Copy, from the data below, each line that has the word "JSON".
[Start of section]
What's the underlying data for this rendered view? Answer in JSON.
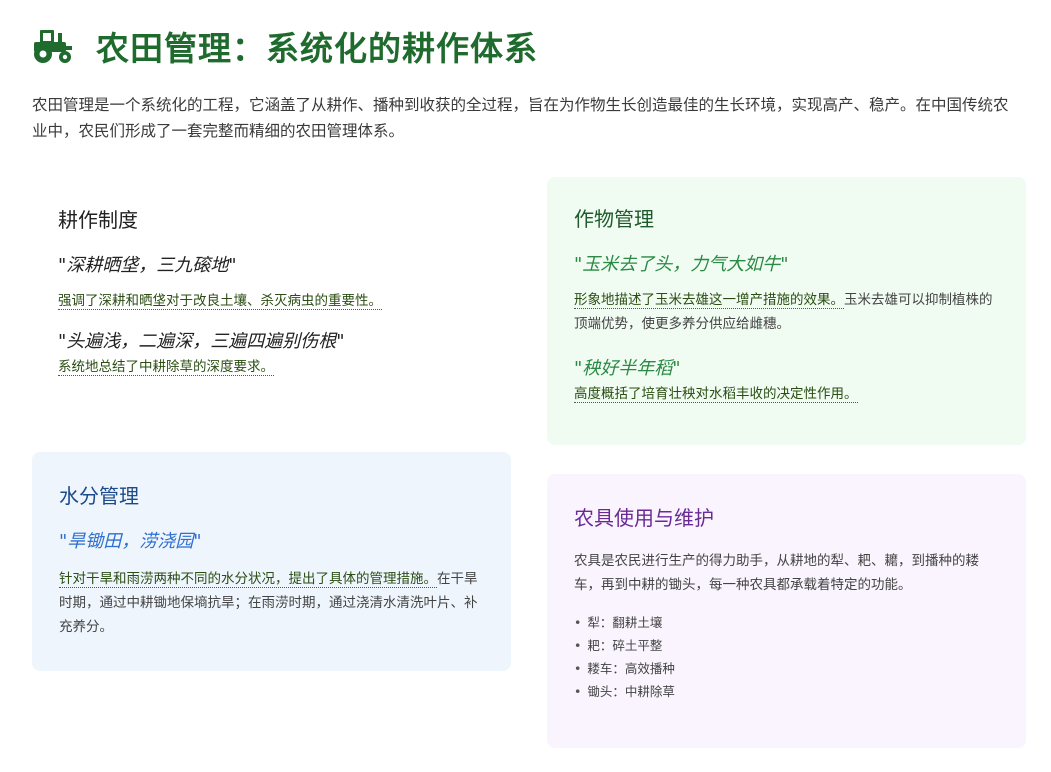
{
  "page": {
    "title": "农田管理：系统化的耕作体系",
    "icon": "tractor-icon",
    "intro": "农田管理是一个系统化的工程，它涵盖了从耕作、播种到收获的全过程，旨在为作物生长创造最佳的生长环境，实现高产、稳产。在中国传统农业中，农民们形成了一套完整而精细的农田管理体系。"
  },
  "cards": {
    "tillage": {
      "title": "耕作制度",
      "quote1": "\"深耕晒垡，三九磙地\"",
      "note1": "强调了深耕和晒垡对于改良土壤、杀灭病虫的重要性。",
      "quote2": "\"头遍浅，二遍深，三遍四遍别伤根\"",
      "note2": "系统地总结了中耕除草的深度要求。"
    },
    "crop": {
      "title": "作物管理",
      "quote1": "\"玉米去了头，力气大如牛\"",
      "note1": "形象地描述了玉米去雄这一增产措施的效果。",
      "desc1": "玉米去雄可以抑制植株的顶端优势，使更多养分供应给雌穗。",
      "quote2": "\"秧好半年稻\"",
      "note2": "高度概括了培育壮秧对水稻丰收的决定性作用。"
    },
    "water": {
      "title": "水分管理",
      "quote1": "\"旱锄田，涝浇园\"",
      "note1": "针对干旱和雨涝两种不同的水分状况，提出了具体的管理措施。",
      "desc1": "在干旱时期，通过中耕锄地保墒抗旱；在雨涝时期，通过浇清水清洗叶片、补充养分。"
    },
    "tools": {
      "title": "农具使用与维护",
      "desc": "农具是农民进行生产的得力助手，从耕地的犁、耙、耱，到播种的耧车，再到中耕的锄头，每一种农具都承载着特定的功能。",
      "items": [
        "犁：翻耕土壤",
        "耙：碎土平整",
        "耧车：高效播种",
        "锄头：中耕除草"
      ]
    }
  },
  "colors": {
    "title_green": "#1f6b2e",
    "crop_bg": "#f0fbf2",
    "water_bg": "#eef5fd",
    "tools_bg": "#f9f4fd",
    "water_quote": "#2f6fd0",
    "crop_quote": "#2a8a45",
    "tools_title": "#6a2a95"
  }
}
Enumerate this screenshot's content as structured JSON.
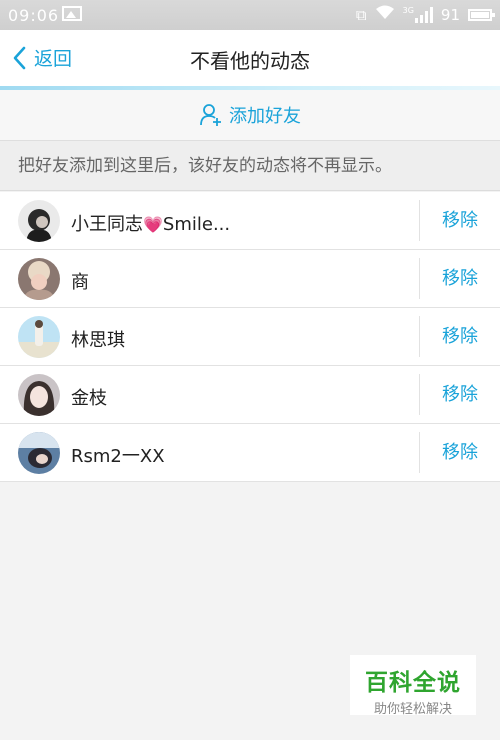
{
  "status_bar": {
    "time": "09:06",
    "network": "3G",
    "battery": "91"
  },
  "header": {
    "back_label": "返回",
    "title": "不看他的动态"
  },
  "add_friend": {
    "label": "添加好友"
  },
  "tip": "把好友添加到这里后，该好友的动态将不再显示。",
  "friends": [
    {
      "name": "小王同志",
      "suffix": "Smile...",
      "remove_label": "移除"
    },
    {
      "name": "商",
      "remove_label": "移除"
    },
    {
      "name": "林思琪",
      "remove_label": "移除"
    },
    {
      "name": "金枝",
      "remove_label": "移除"
    },
    {
      "name": "Rsm2一XX",
      "remove_label": "移除"
    }
  ],
  "watermark": {
    "title": "百科全说",
    "subtitle": "助你轻松解决"
  },
  "colors": {
    "accent": "#1aa3d9",
    "brand_green": "#2fa52f"
  }
}
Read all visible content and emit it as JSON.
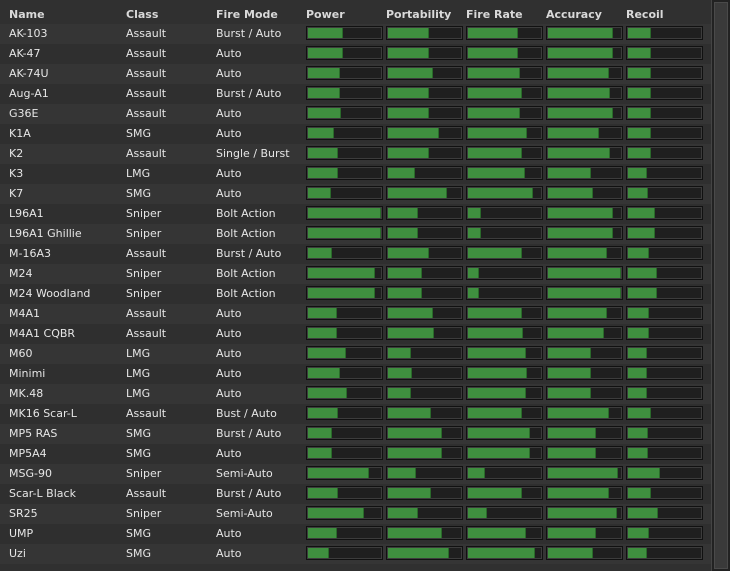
{
  "columns": {
    "name": "Name",
    "class": "Class",
    "fire_mode": "Fire Mode",
    "power": "Power",
    "portability": "Portability",
    "fire_rate": "Fire Rate",
    "accuracy": "Accuracy",
    "recoil": "Recoil"
  },
  "bar_color": "#3f8f3f",
  "weapons": [
    {
      "name": "AK-103",
      "class": "Assault",
      "fire_mode": "Burst / Auto",
      "power": 0.47,
      "portability": 0.55,
      "fire_rate": 0.67,
      "accuracy": 0.88,
      "recoil": 0.3
    },
    {
      "name": "AK-47",
      "class": "Assault",
      "fire_mode": "Auto",
      "power": 0.47,
      "portability": 0.55,
      "fire_rate": 0.67,
      "accuracy": 0.88,
      "recoil": 0.3
    },
    {
      "name": "AK-74U",
      "class": "Assault",
      "fire_mode": "Auto",
      "power": 0.42,
      "portability": 0.6,
      "fire_rate": 0.7,
      "accuracy": 0.82,
      "recoil": 0.3
    },
    {
      "name": "Aug-A1",
      "class": "Assault",
      "fire_mode": "Burst / Auto",
      "power": 0.42,
      "portability": 0.55,
      "fire_rate": 0.72,
      "accuracy": 0.84,
      "recoil": 0.3
    },
    {
      "name": "G36E",
      "class": "Assault",
      "fire_mode": "Auto",
      "power": 0.44,
      "portability": 0.55,
      "fire_rate": 0.7,
      "accuracy": 0.87,
      "recoil": 0.3
    },
    {
      "name": "K1A",
      "class": "SMG",
      "fire_mode": "Auto",
      "power": 0.34,
      "portability": 0.68,
      "fire_rate": 0.8,
      "accuracy": 0.69,
      "recoil": 0.3
    },
    {
      "name": "K2",
      "class": "Assault",
      "fire_mode": "Single / Burst",
      "power": 0.4,
      "portability": 0.55,
      "fire_rate": 0.72,
      "accuracy": 0.84,
      "recoil": 0.3
    },
    {
      "name": "K3",
      "class": "LMG",
      "fire_mode": "Auto",
      "power": 0.4,
      "portability": 0.35,
      "fire_rate": 0.77,
      "accuracy": 0.57,
      "recoil": 0.24
    },
    {
      "name": "K7",
      "class": "SMG",
      "fire_mode": "Auto",
      "power": 0.3,
      "portability": 0.8,
      "fire_rate": 0.87,
      "accuracy": 0.6,
      "recoil": 0.26
    },
    {
      "name": "L96A1",
      "class": "Sniper",
      "fire_mode": "Bolt Action",
      "power": 0.98,
      "portability": 0.4,
      "fire_rate": 0.16,
      "accuracy": 0.88,
      "recoil": 0.36
    },
    {
      "name": "L96A1 Ghillie",
      "class": "Sniper",
      "fire_mode": "Bolt Action",
      "power": 0.98,
      "portability": 0.4,
      "fire_rate": 0.16,
      "accuracy": 0.88,
      "recoil": 0.36
    },
    {
      "name": "M-16A3",
      "class": "Assault",
      "fire_mode": "Burst / Auto",
      "power": 0.32,
      "portability": 0.55,
      "fire_rate": 0.72,
      "accuracy": 0.8,
      "recoil": 0.28
    },
    {
      "name": "M24",
      "class": "Sniper",
      "fire_mode": "Bolt Action",
      "power": 0.9,
      "portability": 0.45,
      "fire_rate": 0.14,
      "accuracy": 0.98,
      "recoil": 0.39
    },
    {
      "name": "M24 Woodland",
      "class": "Sniper",
      "fire_mode": "Bolt Action",
      "power": 0.9,
      "portability": 0.45,
      "fire_rate": 0.14,
      "accuracy": 0.98,
      "recoil": 0.39
    },
    {
      "name": "M4A1",
      "class": "Assault",
      "fire_mode": "Auto",
      "power": 0.38,
      "portability": 0.6,
      "fire_rate": 0.72,
      "accuracy": 0.8,
      "recoil": 0.28
    },
    {
      "name": "M4A1 CQBR",
      "class": "Assault",
      "fire_mode": "Auto",
      "power": 0.38,
      "portability": 0.62,
      "fire_rate": 0.74,
      "accuracy": 0.76,
      "recoil": 0.28
    },
    {
      "name": "M60",
      "class": "LMG",
      "fire_mode": "Auto",
      "power": 0.5,
      "portability": 0.3,
      "fire_rate": 0.78,
      "accuracy": 0.57,
      "recoil": 0.25
    },
    {
      "name": "Minimi",
      "class": "LMG",
      "fire_mode": "Auto",
      "power": 0.42,
      "portability": 0.32,
      "fire_rate": 0.8,
      "accuracy": 0.57,
      "recoil": 0.25
    },
    {
      "name": "MK.48",
      "class": "LMG",
      "fire_mode": "Auto",
      "power": 0.52,
      "portability": 0.3,
      "fire_rate": 0.78,
      "accuracy": 0.57,
      "recoil": 0.25
    },
    {
      "name": "MK16 Scar-L",
      "class": "Assault",
      "fire_mode": "Bust / Auto",
      "power": 0.4,
      "portability": 0.58,
      "fire_rate": 0.72,
      "accuracy": 0.82,
      "recoil": 0.3
    },
    {
      "name": "MP5 RAS",
      "class": "SMG",
      "fire_mode": "Burst / Auto",
      "power": 0.32,
      "portability": 0.72,
      "fire_rate": 0.83,
      "accuracy": 0.65,
      "recoil": 0.26
    },
    {
      "name": "MP5A4",
      "class": "SMG",
      "fire_mode": "Auto",
      "power": 0.32,
      "portability": 0.72,
      "fire_rate": 0.83,
      "accuracy": 0.65,
      "recoil": 0.26
    },
    {
      "name": "MSG-90",
      "class": "Sniper",
      "fire_mode": "Semi-Auto",
      "power": 0.82,
      "portability": 0.37,
      "fire_rate": 0.22,
      "accuracy": 0.95,
      "recoil": 0.42
    },
    {
      "name": "Scar-L Black",
      "class": "Assault",
      "fire_mode": "Burst / Auto",
      "power": 0.4,
      "portability": 0.58,
      "fire_rate": 0.72,
      "accuracy": 0.82,
      "recoil": 0.3
    },
    {
      "name": "SR25",
      "class": "Sniper",
      "fire_mode": "Semi-Auto",
      "power": 0.75,
      "portability": 0.4,
      "fire_rate": 0.25,
      "accuracy": 0.93,
      "recoil": 0.4
    },
    {
      "name": "UMP",
      "class": "SMG",
      "fire_mode": "Auto",
      "power": 0.38,
      "portability": 0.72,
      "fire_rate": 0.78,
      "accuracy": 0.65,
      "recoil": 0.27
    },
    {
      "name": "Uzi",
      "class": "SMG",
      "fire_mode": "Auto",
      "power": 0.28,
      "portability": 0.82,
      "fire_rate": 0.9,
      "accuracy": 0.6,
      "recoil": 0.25
    }
  ]
}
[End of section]
• Written solution
What's the underlying data for this rendered view? Answer in JSON.
Enumerate this screenshot's content as structured JSON.
Read all visible content and emit it as JSON.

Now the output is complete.